Wedding Coins: A Timeless Symbol of Love, Unity, and Prosperity

Wedding Coins: A Timeless Symbol of Love, Unity, and Prosperity


Wedding coins are a traditional element in many cultures' marriage ceremonies, symbolizing love, unity, and prosperity. These tokens, which hold deep historical and cultural significance, create lasting memories for newlyweds. In this article, we will explore the various aspects of wedding coins, including their history, cultural variations, and how to incorporate them into your own wedding.

1. The Rich History of Wedding Coins

The exchange of wedding coins has been a part of matrimonial ceremonies since ancient times, with origins in Roman and Greek traditions. Over the centuries, the practice has evolved and spread across different cultures, including Spain, Mexico, the Philippines, and Poland.

2. Roman and Greek Influences on Wedding Coins

In ancient Rome, the groom would present his bride with a gold coin called an "arrha" as a symbol of his commitment to financially support her throughout their marriage. Similarly, in ancient Greece, the groom would give his bride a silver coin called a "drachma" during the wedding ceremony, representing the couple's pledge to share their wealth and resources equally.

3. Las Arras Matrimoniales: The Spanish Wedding Coin Tradition

In Spain, the groom presents his bride with 13 gold coins, known as "las arras matrimoniales." The 13 coins represent Jesus and his 12 apostles, emphasizing the couple's shared faith and spiritual foundation. These coins are blessed by a priest and are often passed down through generations as family heirlooms.

4. The Filipino Arrhae: A Cultural Blend

The Filipino "arrhae" tradition draws from both Roman and Spanish customs.

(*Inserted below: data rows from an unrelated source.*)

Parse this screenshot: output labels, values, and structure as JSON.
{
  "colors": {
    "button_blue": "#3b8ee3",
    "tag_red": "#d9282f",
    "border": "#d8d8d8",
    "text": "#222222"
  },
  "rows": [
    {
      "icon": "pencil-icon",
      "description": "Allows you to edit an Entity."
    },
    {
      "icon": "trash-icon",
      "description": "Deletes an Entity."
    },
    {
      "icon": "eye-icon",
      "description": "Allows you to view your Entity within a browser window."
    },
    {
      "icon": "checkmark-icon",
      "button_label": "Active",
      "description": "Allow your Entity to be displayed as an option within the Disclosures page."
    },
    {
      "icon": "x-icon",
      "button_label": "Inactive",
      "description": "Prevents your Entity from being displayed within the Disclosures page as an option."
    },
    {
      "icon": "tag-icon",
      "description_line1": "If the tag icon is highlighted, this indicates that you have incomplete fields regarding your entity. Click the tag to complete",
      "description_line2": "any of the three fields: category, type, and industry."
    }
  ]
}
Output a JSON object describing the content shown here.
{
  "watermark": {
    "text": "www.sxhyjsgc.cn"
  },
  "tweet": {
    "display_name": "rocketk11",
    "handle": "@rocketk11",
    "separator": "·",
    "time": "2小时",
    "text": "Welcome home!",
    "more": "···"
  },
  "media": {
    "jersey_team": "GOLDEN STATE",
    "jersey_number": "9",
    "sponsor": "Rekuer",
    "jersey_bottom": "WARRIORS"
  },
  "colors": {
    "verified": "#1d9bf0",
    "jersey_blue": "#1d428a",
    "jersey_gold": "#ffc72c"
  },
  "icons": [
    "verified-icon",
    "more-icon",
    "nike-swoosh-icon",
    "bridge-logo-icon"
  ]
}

In this practice, the groom gives his bride 13 silver coins, symbolizing his commitment to support her and their future children. The coins are typically presented on a tray or in a pouch and are blessed by a priest during the wedding ceremony.

5. The Mexican Arras Tradition

In Mexico, the wedding coin tradition closely resembles the Spanish custom. The groom presents the bride with 13 gold coins, signifying his commitment to provide for her and their future family. The bride then places the coins in a small chest, symbolizing her acceptance of the groom's promise.

6. Incorporating Wedding Coins into Your Ceremony

To include wedding coins in your ceremony, consider the following steps:

  • Select coins that are meaningful to you, whether they are traditional gold or silver coins, or personalized tokens featuring your names and wedding date.
  • Have the coins blessed by a priest, pastor, or other spiritual leader to add significance to the exchange.
  • Designate a time during the ceremony for the exchange of coins, typically after the exchange of rings or vows.
  • Incorporate cultural customs, such as having family members present the coins, or include a short explanation of the tradition for your guests.

7. Customizing Your Wedding Coins

To personalize your wedding coins, consider engraving them with your names, wedding date, or a significant quote. You can also choose coins made from different materials, such as gold, silver, or a combination of metals, to represent your unique bond.

8. Displaying and Preserving Your Wedding Coins

After your wedding, display your wedding coins as a memento of your special day. Place them in a shadow box or custom coin holder, which can be prominently displayed in your home. To keep the coins in the best possible condition, avoid handling them with bare hands, as fingerprints can cause corrosion.


Wedding coins are a timeless symbol of love, unity, and prosperity in marriage. Their historical and cultural significance transcends borders, making them a cherished aspect of many wedding ceremonies. By incorporating wedding